QUINTAIN, n. A post with a turning top.
QUINTAL, n. [L. centum, a hundred.]
A hundred pounds in weight; or a weight of that number of pounds; sometimes written and pronounced kentle.
QUINTESSENCE, n. [L. quinta essentia, fifth essence.]
1. In alchimy, the fifth or last and highest essence of power in a natural body. Hence,
2. An extract from any thing, containing its virtues or most essential part in a small quantity.
Let there be light, said God; and forthwith light etherial, first of things, quintessence pure, sprung from the deep.
3. In chimistry, a preparation consisting of the essential oil of a vegetable substance, mixed and incorporated with spirit of wine.
4. The pure essential part of a thing.
[I have followed Bailey and Ash and our general usage in the accentuation of this word. Jameson has done the same.
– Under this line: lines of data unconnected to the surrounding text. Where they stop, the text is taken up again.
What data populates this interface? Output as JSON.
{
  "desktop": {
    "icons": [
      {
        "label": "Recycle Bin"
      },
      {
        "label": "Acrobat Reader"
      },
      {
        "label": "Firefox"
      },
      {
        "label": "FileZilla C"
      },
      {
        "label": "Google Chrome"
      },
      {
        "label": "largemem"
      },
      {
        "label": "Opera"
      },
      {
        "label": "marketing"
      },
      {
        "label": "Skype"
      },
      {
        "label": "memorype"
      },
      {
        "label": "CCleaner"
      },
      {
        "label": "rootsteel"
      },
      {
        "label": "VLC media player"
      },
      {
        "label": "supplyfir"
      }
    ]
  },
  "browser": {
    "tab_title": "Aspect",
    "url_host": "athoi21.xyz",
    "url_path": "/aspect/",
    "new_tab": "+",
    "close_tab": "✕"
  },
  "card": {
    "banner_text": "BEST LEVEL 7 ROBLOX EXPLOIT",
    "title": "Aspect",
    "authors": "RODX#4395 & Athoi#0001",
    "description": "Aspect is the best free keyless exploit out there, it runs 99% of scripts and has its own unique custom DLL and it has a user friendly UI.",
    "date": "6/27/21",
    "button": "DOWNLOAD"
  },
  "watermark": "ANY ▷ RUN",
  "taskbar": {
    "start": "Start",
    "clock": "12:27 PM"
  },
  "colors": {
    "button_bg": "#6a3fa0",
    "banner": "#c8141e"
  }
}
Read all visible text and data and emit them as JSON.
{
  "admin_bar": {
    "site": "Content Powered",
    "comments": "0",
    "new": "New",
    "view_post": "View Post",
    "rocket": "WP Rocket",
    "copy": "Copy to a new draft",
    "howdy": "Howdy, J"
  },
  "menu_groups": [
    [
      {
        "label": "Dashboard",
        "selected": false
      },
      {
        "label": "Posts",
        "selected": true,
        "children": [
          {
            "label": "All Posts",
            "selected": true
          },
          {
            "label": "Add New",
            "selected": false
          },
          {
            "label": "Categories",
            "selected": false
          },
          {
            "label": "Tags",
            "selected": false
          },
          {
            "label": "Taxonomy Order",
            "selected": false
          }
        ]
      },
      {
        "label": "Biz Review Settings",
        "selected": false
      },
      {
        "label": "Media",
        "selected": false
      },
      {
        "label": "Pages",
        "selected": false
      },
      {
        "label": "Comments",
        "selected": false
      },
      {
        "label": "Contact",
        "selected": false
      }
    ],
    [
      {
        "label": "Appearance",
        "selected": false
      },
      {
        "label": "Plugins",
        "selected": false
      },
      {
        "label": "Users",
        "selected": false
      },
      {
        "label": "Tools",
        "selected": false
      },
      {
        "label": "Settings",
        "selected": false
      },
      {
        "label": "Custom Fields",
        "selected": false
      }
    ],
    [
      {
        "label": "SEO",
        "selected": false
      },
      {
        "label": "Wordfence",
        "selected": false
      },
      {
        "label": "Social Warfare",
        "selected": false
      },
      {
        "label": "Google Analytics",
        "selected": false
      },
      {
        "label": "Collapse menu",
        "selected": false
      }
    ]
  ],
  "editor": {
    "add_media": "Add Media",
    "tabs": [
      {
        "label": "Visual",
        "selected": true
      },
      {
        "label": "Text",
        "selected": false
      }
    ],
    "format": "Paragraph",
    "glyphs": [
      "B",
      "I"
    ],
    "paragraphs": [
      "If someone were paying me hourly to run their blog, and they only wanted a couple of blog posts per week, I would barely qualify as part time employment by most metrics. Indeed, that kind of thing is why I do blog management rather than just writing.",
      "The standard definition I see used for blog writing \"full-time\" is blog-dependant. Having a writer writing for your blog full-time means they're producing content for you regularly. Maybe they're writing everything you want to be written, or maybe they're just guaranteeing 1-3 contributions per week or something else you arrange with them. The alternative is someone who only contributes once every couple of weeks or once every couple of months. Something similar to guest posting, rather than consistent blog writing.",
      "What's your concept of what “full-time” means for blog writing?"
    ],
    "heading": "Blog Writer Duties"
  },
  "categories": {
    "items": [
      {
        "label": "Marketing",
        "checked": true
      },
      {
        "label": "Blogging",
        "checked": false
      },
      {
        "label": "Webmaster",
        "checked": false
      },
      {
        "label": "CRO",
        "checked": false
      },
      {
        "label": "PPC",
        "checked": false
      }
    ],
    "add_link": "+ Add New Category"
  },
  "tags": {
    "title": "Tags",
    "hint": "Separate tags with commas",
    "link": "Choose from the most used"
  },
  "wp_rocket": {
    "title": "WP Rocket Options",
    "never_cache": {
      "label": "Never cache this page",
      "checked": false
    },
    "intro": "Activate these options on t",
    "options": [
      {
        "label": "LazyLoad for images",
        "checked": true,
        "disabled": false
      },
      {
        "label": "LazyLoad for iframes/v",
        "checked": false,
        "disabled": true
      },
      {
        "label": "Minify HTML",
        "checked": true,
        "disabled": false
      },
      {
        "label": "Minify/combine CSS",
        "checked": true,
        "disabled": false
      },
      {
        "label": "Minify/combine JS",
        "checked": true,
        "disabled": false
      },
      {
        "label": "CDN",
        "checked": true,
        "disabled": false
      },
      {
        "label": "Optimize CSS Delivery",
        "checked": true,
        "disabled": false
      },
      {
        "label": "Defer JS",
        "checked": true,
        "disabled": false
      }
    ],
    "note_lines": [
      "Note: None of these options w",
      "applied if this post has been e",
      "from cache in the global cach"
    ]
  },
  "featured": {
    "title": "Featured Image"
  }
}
The accent on the first syllable is very unnatural.]
QUINTESSENTIAL, a. Consisting of quintessence.
QUINTILE, n. [L. quintus, fifth.] The aspect of planets when distant from each other the fifth part of the zodiac, or 72 degrees.
An upright post on the top of which turned a cross piece, on one end of which was fixed a broad board, and on the other a sand bag. The play was to tilt on ride against the broad end with a lance, and pass without being struck by the sand bag behind.
QUINTUPLE, a. [L. quintuplus, fivefold; quintus and plico.]
Fivefold; containing five times the amount.
A smart sarcastic turn; a taunt; a severe retort.
QUIP, v.t. To taunt; to treat with a sarcastic retort.
QUIP, v.i. To scoff.
QUIRE, n. [L. chorus; Gr.]
2. The part of a church where the service is sung.
A collection of paper consisting of twenty four sheets, each having a single fold.
QUIRE, v.i. To sing in concert or chorus.
QUIRISTER, n. One that sings in concert; more generally, the leader of a quire, particularly in divine service; a chorister. But in America, this word is little used and vulgar. The word used is chorister.
QUIRITATION, n. [L. quirtatio, from quirito, from queror.] A crying for help. [Not used.]
QUIRK, n. quurk.
1. Literally, a turn; a starting from the point or line; hence, an artful turn for evasion or subterfuge; a shift; a quibble; as the quirks of a pettifogger.
2. A fit or turn; a short paroxysm; as a quirk of joy or grief.
3. A smart taunt or retort.
I may chance to have some odd quirks and remnants of wit broken on me.
4. A slight conceit or quibble.
5. A flight of fancy. [Not in use.]
6. An irregular air; as light quirks of music.
7. In building, a piece of ground taken out of any regular ground-plot or floor, as to mark a court or yard, etc.
1. Consisting of quirks, turns, quibbles or artful evasions.
2. Resembling a quirk.